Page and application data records
#####

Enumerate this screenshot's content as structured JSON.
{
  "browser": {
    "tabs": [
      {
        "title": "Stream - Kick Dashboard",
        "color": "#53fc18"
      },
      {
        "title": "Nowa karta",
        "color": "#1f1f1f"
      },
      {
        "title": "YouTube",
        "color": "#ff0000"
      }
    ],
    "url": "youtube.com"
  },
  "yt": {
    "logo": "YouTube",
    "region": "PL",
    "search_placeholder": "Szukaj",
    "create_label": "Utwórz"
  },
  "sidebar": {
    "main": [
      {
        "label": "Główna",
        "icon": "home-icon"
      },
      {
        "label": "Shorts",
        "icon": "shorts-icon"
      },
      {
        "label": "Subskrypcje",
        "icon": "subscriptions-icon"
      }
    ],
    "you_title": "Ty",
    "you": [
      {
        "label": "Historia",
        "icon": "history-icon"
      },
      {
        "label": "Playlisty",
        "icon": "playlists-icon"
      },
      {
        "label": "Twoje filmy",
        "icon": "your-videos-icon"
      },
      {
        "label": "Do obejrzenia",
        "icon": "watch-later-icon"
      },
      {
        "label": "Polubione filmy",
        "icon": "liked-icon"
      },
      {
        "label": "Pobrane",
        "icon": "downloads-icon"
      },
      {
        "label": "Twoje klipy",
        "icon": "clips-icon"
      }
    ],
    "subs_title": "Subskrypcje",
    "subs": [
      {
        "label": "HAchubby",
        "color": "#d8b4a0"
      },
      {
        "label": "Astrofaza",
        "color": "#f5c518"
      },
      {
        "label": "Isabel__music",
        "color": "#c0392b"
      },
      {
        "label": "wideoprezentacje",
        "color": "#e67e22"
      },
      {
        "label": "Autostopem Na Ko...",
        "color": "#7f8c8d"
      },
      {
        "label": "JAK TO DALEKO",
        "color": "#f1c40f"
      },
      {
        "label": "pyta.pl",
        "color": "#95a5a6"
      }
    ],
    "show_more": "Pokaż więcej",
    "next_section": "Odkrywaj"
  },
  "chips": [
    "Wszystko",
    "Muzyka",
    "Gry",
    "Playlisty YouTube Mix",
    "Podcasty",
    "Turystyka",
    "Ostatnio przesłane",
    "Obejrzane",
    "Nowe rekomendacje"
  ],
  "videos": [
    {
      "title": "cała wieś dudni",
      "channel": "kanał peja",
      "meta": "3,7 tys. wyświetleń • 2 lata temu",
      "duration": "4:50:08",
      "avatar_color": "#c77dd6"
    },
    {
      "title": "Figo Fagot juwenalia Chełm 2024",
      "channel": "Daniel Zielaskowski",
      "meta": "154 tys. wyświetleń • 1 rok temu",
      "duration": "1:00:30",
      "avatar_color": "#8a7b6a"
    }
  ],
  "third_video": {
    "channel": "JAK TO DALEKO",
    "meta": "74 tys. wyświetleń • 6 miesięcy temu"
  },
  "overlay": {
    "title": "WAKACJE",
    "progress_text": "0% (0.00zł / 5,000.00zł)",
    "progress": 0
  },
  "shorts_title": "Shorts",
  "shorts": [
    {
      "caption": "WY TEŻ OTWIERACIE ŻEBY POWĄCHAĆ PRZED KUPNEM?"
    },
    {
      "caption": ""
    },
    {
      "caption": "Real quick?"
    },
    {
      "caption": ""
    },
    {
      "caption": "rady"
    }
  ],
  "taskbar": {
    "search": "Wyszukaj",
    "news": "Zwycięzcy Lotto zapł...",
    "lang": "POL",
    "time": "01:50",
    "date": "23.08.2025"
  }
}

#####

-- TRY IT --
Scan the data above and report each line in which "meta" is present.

-- SOLVED EXERCISE --
      "meta": "3,7 tys. wyświetleń • 2 lata temu",
      "meta": "154 tys. wyświetleń • 1 rok temu",
    "meta": "74 tys. wyświetleń • 6 miesięcy temu"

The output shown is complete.